TASK INSTRUCTIONS >> Filter the lines below, copying only those with the string "JSON".

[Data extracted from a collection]
+===+

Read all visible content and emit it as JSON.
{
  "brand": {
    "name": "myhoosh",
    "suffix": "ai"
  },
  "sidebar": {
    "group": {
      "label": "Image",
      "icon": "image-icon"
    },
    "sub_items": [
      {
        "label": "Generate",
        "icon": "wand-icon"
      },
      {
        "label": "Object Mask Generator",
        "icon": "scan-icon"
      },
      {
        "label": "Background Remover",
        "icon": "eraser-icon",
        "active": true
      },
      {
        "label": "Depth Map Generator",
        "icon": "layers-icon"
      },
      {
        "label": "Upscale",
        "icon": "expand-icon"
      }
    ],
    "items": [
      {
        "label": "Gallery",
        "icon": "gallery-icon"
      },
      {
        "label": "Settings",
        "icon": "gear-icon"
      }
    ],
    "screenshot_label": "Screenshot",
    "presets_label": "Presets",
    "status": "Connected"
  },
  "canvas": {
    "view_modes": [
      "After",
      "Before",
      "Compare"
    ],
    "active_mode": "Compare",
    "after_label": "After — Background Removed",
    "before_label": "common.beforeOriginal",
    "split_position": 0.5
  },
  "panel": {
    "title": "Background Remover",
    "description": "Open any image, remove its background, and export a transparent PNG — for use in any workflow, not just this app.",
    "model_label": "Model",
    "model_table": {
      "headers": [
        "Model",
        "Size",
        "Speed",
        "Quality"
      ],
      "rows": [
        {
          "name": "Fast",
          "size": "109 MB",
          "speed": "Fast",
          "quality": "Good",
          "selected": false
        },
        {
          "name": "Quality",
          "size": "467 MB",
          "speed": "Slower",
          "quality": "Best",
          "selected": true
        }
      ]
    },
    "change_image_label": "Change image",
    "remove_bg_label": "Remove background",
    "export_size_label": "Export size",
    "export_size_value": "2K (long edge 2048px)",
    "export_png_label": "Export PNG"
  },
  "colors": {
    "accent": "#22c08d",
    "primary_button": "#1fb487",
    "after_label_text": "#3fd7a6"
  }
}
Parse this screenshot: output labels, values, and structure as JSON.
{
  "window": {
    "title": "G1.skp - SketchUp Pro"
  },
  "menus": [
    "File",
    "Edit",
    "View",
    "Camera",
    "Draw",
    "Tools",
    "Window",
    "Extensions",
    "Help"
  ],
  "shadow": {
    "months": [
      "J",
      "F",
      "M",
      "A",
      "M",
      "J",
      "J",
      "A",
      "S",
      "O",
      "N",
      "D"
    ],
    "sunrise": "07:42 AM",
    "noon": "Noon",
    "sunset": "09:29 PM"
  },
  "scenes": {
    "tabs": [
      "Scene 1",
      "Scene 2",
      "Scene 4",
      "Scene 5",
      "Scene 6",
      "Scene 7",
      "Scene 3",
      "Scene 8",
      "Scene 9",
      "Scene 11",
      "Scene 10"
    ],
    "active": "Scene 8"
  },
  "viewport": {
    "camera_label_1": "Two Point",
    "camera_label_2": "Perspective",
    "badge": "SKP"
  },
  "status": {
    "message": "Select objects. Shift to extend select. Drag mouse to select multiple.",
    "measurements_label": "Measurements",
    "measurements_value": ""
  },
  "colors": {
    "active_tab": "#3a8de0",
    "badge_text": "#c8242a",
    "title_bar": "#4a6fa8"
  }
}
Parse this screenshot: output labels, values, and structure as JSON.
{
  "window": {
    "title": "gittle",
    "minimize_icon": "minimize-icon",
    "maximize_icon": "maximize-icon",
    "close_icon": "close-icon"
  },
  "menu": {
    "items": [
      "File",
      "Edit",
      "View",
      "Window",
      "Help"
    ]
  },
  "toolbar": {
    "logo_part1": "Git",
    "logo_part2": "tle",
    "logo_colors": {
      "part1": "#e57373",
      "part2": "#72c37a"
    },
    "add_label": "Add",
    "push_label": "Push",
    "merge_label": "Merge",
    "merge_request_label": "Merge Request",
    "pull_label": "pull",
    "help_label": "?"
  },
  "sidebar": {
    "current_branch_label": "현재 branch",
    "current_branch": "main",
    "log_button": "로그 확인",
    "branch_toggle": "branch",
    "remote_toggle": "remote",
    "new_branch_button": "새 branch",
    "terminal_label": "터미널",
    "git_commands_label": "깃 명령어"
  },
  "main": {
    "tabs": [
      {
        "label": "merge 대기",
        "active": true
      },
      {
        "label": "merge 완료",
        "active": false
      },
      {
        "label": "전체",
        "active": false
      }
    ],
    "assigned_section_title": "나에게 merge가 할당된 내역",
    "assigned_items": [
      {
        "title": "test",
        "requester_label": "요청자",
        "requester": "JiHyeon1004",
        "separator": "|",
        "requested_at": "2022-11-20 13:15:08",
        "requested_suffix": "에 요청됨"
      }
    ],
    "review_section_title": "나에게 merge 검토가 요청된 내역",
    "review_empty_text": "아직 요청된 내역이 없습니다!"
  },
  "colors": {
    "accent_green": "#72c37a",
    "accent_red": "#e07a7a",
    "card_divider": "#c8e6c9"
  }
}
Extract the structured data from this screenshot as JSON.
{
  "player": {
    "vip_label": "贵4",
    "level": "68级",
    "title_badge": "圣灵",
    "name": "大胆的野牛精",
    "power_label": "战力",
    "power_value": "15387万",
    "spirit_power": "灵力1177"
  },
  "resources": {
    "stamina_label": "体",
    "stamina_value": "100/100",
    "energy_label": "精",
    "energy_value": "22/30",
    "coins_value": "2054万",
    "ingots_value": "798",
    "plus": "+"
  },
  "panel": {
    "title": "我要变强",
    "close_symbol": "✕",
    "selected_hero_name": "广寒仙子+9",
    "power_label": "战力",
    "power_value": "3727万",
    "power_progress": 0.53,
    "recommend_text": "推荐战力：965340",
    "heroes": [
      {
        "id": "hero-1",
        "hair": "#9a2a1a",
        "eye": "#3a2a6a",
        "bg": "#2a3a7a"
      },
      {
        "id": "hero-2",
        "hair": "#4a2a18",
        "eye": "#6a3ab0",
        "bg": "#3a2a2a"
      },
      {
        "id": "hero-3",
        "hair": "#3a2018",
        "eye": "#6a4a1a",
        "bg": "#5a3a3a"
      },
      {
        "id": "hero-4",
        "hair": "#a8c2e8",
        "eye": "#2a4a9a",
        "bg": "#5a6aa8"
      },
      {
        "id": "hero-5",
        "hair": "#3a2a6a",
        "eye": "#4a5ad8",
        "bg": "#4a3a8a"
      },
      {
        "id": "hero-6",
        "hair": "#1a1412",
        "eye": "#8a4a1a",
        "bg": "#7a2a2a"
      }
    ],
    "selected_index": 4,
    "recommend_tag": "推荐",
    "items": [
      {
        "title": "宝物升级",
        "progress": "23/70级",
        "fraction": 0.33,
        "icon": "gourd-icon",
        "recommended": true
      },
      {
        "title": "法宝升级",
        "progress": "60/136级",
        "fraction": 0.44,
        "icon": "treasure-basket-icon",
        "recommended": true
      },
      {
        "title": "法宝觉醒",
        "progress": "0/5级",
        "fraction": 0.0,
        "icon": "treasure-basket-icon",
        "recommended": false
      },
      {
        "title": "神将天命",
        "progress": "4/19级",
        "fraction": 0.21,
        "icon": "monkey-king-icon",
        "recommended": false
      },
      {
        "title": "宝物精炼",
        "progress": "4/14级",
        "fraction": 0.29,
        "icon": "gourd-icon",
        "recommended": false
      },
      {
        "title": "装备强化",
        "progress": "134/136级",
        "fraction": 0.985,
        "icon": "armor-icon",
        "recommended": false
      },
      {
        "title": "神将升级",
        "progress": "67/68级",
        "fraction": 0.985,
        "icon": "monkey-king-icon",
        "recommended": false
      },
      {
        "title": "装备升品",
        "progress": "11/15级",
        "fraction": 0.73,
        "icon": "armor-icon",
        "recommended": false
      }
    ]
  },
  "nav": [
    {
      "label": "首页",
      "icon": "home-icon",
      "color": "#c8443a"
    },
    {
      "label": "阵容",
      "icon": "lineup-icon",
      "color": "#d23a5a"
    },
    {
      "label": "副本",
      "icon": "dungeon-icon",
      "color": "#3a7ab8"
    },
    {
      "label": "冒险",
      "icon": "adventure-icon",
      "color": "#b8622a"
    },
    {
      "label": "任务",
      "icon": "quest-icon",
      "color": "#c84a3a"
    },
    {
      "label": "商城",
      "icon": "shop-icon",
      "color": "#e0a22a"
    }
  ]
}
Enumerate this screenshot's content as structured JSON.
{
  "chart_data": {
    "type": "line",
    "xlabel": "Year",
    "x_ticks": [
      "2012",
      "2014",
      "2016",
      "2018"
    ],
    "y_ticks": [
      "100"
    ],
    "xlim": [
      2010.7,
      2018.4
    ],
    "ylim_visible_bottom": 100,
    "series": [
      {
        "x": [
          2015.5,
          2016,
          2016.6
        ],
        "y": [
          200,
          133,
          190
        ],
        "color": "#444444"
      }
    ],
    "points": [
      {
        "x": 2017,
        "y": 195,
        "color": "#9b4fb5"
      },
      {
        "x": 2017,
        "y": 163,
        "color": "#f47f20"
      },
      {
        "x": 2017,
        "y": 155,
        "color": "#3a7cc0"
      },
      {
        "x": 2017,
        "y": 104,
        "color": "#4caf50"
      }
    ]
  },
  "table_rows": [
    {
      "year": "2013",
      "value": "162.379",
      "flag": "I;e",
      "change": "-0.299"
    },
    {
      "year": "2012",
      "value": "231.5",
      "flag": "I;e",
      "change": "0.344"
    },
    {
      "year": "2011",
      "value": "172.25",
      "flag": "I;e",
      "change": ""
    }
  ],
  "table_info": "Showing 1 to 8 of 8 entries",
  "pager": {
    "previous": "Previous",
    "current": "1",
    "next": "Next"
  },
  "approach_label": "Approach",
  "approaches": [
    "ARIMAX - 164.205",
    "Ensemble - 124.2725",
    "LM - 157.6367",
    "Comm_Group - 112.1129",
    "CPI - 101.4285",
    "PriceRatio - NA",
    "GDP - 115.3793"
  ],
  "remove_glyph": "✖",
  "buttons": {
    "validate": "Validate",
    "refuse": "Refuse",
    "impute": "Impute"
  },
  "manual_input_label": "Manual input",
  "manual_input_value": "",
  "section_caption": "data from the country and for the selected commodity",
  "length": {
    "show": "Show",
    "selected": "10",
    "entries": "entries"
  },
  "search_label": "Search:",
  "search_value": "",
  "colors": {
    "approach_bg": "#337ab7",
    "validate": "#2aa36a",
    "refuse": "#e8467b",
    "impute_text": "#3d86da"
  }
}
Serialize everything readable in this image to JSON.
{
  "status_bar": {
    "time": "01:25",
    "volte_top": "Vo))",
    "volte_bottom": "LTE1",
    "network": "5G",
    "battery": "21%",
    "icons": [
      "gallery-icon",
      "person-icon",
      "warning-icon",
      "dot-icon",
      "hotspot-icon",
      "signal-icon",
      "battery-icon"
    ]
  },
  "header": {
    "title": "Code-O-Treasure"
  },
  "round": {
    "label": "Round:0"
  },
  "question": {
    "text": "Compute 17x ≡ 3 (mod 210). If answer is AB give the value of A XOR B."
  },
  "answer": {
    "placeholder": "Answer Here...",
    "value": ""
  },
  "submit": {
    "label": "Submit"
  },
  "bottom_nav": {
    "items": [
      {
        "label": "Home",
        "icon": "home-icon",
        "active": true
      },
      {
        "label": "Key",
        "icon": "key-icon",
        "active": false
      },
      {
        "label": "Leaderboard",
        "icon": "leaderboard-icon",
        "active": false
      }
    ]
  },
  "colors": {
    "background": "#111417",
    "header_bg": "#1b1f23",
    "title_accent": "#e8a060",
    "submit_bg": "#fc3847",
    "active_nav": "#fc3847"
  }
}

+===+

TASK SOLUTION >>
Read all visible content and emit it as JSON.
Parse this screenshot: output labels, values, and structure as JSON.
Parse this screenshot: output labels, values, and structure as JSON.
Extract the structured data from this screenshot as JSON.
Enumerate this screenshot's content as structured JSON.
Serialize everything readable in this image to JSON.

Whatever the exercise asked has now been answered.